▶ _SUPPLIED RECORDS_:
####################
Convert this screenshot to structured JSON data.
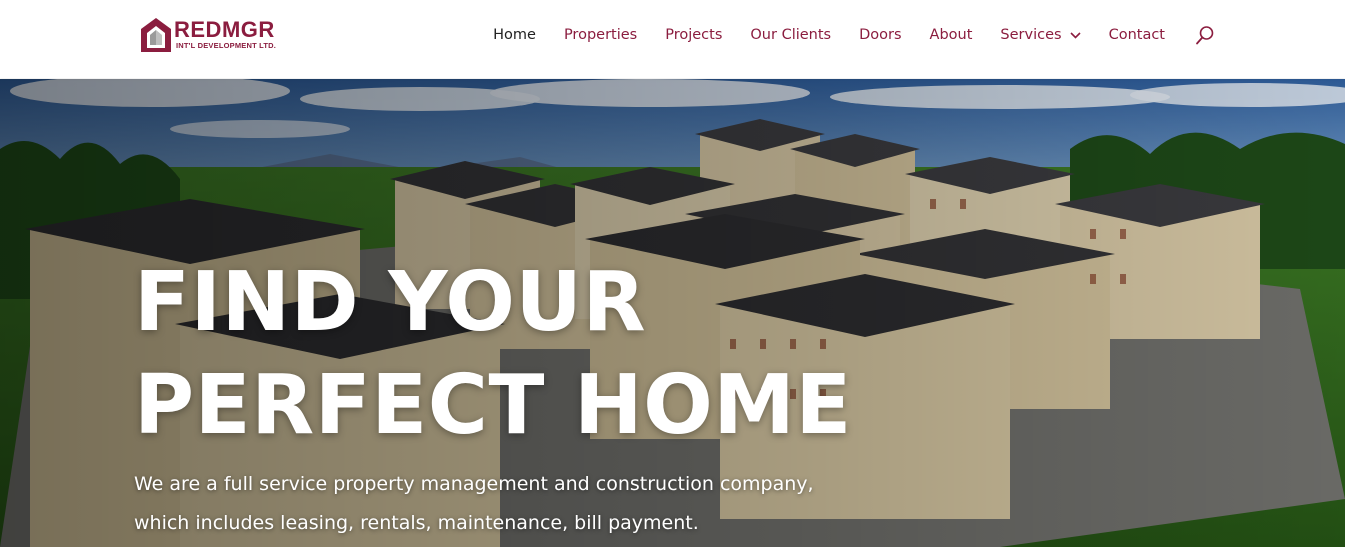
{
  "brand": {
    "name": "REDMGR",
    "tagline": "INT'L DEVELOPMENT LTD."
  },
  "nav": {
    "items": [
      {
        "label": "Home",
        "active": true
      },
      {
        "label": "Properties",
        "active": false
      },
      {
        "label": "Projects",
        "active": false
      },
      {
        "label": "Our Clients",
        "active": false
      },
      {
        "label": "Doors",
        "active": false
      },
      {
        "label": "About",
        "active": false
      },
      {
        "label": "Services",
        "active": false,
        "has_dropdown": true
      },
      {
        "label": "Contact",
        "active": false
      }
    ],
    "search_icon": "search-icon"
  },
  "hero": {
    "title_line1": "FIND YOUR",
    "title_line2": "PERFECT HOME",
    "description_line1": "We are a full service property management and construction company,",
    "description_line2": "which includes leasing, rentals, maintenance, bill payment."
  },
  "colors": {
    "brand": "#8b1d3f",
    "nav_active": "#222222",
    "nav_link": "#8b1d3f",
    "hero_text": "#ffffff"
  }
}
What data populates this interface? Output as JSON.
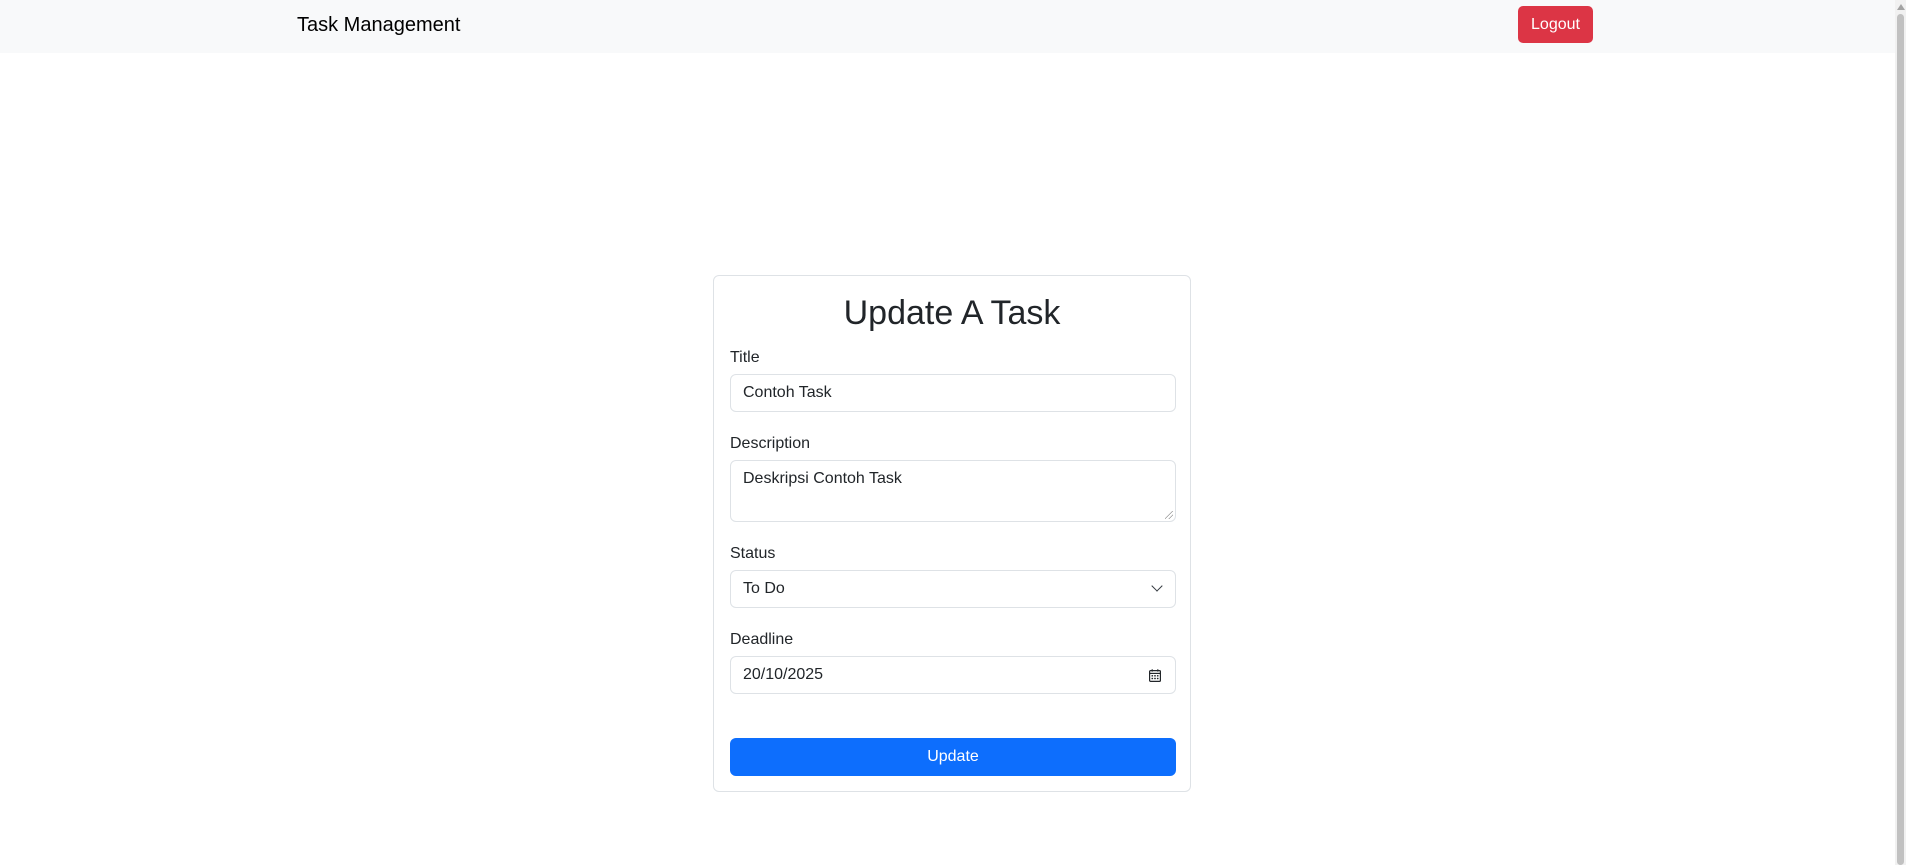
{
  "navbar": {
    "brand": "Task Management",
    "logout_label": "Logout"
  },
  "form": {
    "title": "Update A Task",
    "fields": {
      "title": {
        "label": "Title",
        "value": "Contoh Task"
      },
      "description": {
        "label": "Description",
        "value": "Deskripsi Contoh Task"
      },
      "status": {
        "label": "Status",
        "value": "To Do"
      },
      "deadline": {
        "label": "Deadline",
        "value": "20/10/2025"
      }
    },
    "submit_label": "Update"
  },
  "icons": {
    "status_select": "chevron-down-icon",
    "deadline_picker": "calendar-icon"
  },
  "colors": {
    "navbar_bg": "#f8f9fa",
    "logout": "#dc3545",
    "primary": "#0d6efd"
  }
}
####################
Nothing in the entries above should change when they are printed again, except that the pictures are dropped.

Convert this screenshot to structured JSON data.
{
  "brand": {
    "name": "REDMGR",
    "tagline": "INT'L DEVELOPMENT LTD."
  },
  "nav": {
    "items": [
      {
        "label": "Home",
        "active": true
      },
      {
        "label": "Properties",
        "active": false
      },
      {
        "label": "Projects",
        "active": false
      },
      {
        "label": "Our Clients",
        "active": false
      },
      {
        "label": "Doors",
        "active": false
      },
      {
        "label": "About",
        "active": false
      },
      {
        "label": "Services",
        "active": false,
        "has_dropdown": true
      },
      {
        "label": "Contact",
        "active": false
      }
    ],
    "search_icon": "search-icon"
  },
  "hero": {
    "title_line1": "FIND YOUR",
    "title_line2": "PERFECT HOME",
    "description_line1": "We are a full service property management and construction company,",
    "description_line2": "which includes leasing, rentals, maintenance, bill payment."
  },
  "colors": {
    "brand": "#8b1d3f",
    "nav_active": "#222222",
    "nav_link": "#8b1d3f",
    "hero_text": "#ffffff"
  }
}
What data populates this interface? Output as JSON.
{
  "navbar": {
    "brand": "Task Management",
    "logout_label": "Logout"
  },
  "form": {
    "title": "Update A Task",
    "fields": {
      "title": {
        "label": "Title",
        "value": "Contoh Task"
      },
      "description": {
        "label": "Description",
        "value": "Deskripsi Contoh Task"
      },
      "status": {
        "label": "Status",
        "value": "To Do"
      },
      "deadline": {
        "label": "Deadline",
        "value": "20/10/2025"
      }
    },
    "submit_label": "Update"
  },
  "icons": {
    "status_select": "chevron-down-icon",
    "deadline_picker": "calendar-icon"
  },
  "colors": {
    "navbar_bg": "#f8f9fa",
    "logout": "#dc3545",
    "primary": "#0d6efd"
  }
}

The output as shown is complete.